-- ASSIGNMENT --
Set the listing down again exactly, please, apart from its pictures.
━━━━━━━━━━━━━━━━━━━━
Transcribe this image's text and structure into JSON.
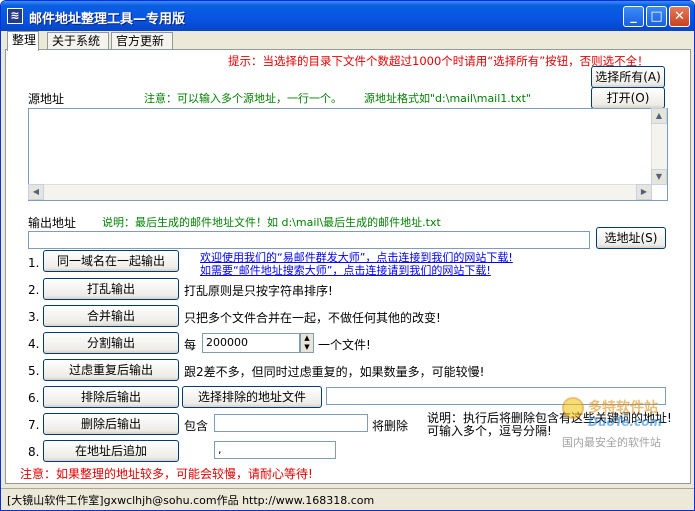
{
  "window": {
    "title": "邮件地址整理工具—专用版",
    "minimize": "_",
    "maximize": "□",
    "close": "✕"
  },
  "tabs": [
    "整理",
    "关于系统",
    "官方更新"
  ],
  "hint_top": "提示：当选择的目录下文件个数超过1000个时请用“选择所有”按钮，否则选不全！",
  "source": {
    "label": "源地址",
    "note": "注意：可以输入多个源地址，一行一个。",
    "format_note": "源地址格式如\"d:\\mail\\mail1.txt\"",
    "select_all_btn": "选择所有(A)",
    "open_btn": "打开(O)"
  },
  "output": {
    "label": "输出地址",
    "note": "说明：最后生成的邮件地址文件！如 d:\\mail\\最后生成的邮件地址.txt",
    "value": "",
    "select_btn": "选地址(S)"
  },
  "rows": [
    {
      "num": "1.",
      "button": "同一域名在一起输出"
    },
    {
      "num": "2.",
      "button": "打乱输出",
      "desc": "打乱原则是只按字符串排序!"
    },
    {
      "num": "3.",
      "button": "合并输出",
      "desc": "只把多个文件合并在一起，不做任何其他的改变!"
    },
    {
      "num": "4.",
      "button": "分割输出",
      "prefix": "每",
      "spin_value": "200000",
      "suffix": "一个文件!"
    },
    {
      "num": "5.",
      "button": "过虑重复后输出",
      "desc": "跟2差不多，但同时过虑重复的，如果数量多，可能较慢!"
    },
    {
      "num": "6.",
      "button": "排除后输出",
      "sub_button": "选择排除的地址文件",
      "field_value": ""
    },
    {
      "num": "7.",
      "button": "删除后输出",
      "prefix": "包含",
      "field_value": "",
      "suffix": "将删除"
    },
    {
      "num": "8.",
      "button": "在地址后追加",
      "field_value": ","
    }
  ],
  "links": [
    "欢迎使用我们的“易邮件群发大师”，点击连接到我们的网站下载!",
    "如需要“邮件地址搜索大师”，点击连接请到我们的网站下载!"
  ],
  "row7_note": "说明：执行后将删除包含有这些关键词的地址!\n可输入多个，逗号分隔!",
  "warning": "注意：如果整理的地址较多，可能会较慢，请耐心等待!",
  "status": "[大镜山软件工作室]gxwclhjh@sohu.com作品  http://www.168318.com",
  "watermark": {
    "brand": "多特软件站",
    "url": "DuoTe.com",
    "tagline": "国内最安全的软件站"
  }
}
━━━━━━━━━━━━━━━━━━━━
-- ANSWER BOX --
Transcribe this image's text and structure into JSON.
{
  "window": {
    "title": "邮件地址整理工具—专用版",
    "minimize": "_",
    "maximize": "□",
    "close": "✕"
  },
  "tabs": [
    "整理",
    "关于系统",
    "官方更新"
  ],
  "hint_top": "提示：当选择的目录下文件个数超过1000个时请用“选择所有”按钮，否则选不全！",
  "source": {
    "label": "源地址",
    "note": "注意：可以输入多个源地址，一行一个。",
    "format_note": "源地址格式如\"d:\\mail\\mail1.txt\"",
    "select_all_btn": "选择所有(A)",
    "open_btn": "打开(O)"
  },
  "output": {
    "label": "输出地址",
    "note": "说明：最后生成的邮件地址文件！如 d:\\mail\\最后生成的邮件地址.txt",
    "value": "",
    "select_btn": "选地址(S)"
  },
  "rows": [
    {
      "num": "1.",
      "button": "同一域名在一起输出"
    },
    {
      "num": "2.",
      "button": "打乱输出",
      "desc": "打乱原则是只按字符串排序!"
    },
    {
      "num": "3.",
      "button": "合并输出",
      "desc": "只把多个文件合并在一起，不做任何其他的改变!"
    },
    {
      "num": "4.",
      "button": "分割输出",
      "prefix": "每",
      "spin_value": "200000",
      "suffix": "一个文件!"
    },
    {
      "num": "5.",
      "button": "过虑重复后输出",
      "desc": "跟2差不多，但同时过虑重复的，如果数量多，可能较慢!"
    },
    {
      "num": "6.",
      "button": "排除后输出",
      "sub_button": "选择排除的地址文件",
      "field_value": ""
    },
    {
      "num": "7.",
      "button": "删除后输出",
      "prefix": "包含",
      "field_value": "",
      "suffix": "将删除"
    },
    {
      "num": "8.",
      "button": "在地址后追加",
      "field_value": ","
    }
  ],
  "links": [
    "欢迎使用我们的“易邮件群发大师”，点击连接到我们的网站下载!",
    "如需要“邮件地址搜索大师”，点击连接请到我们的网站下载!"
  ],
  "row7_note": "说明：执行后将删除包含有这些关键词的地址!\n可输入多个，逗号分隔!",
  "warning": "注意：如果整理的地址较多，可能会较慢，请耐心等待!",
  "status": "[大镜山软件工作室]gxwclhjh@sohu.com作品  http://www.168318.com",
  "watermark": {
    "brand": "多特软件站",
    "url": "DuoTe.com",
    "tagline": "国内最安全的软件站"
  }
}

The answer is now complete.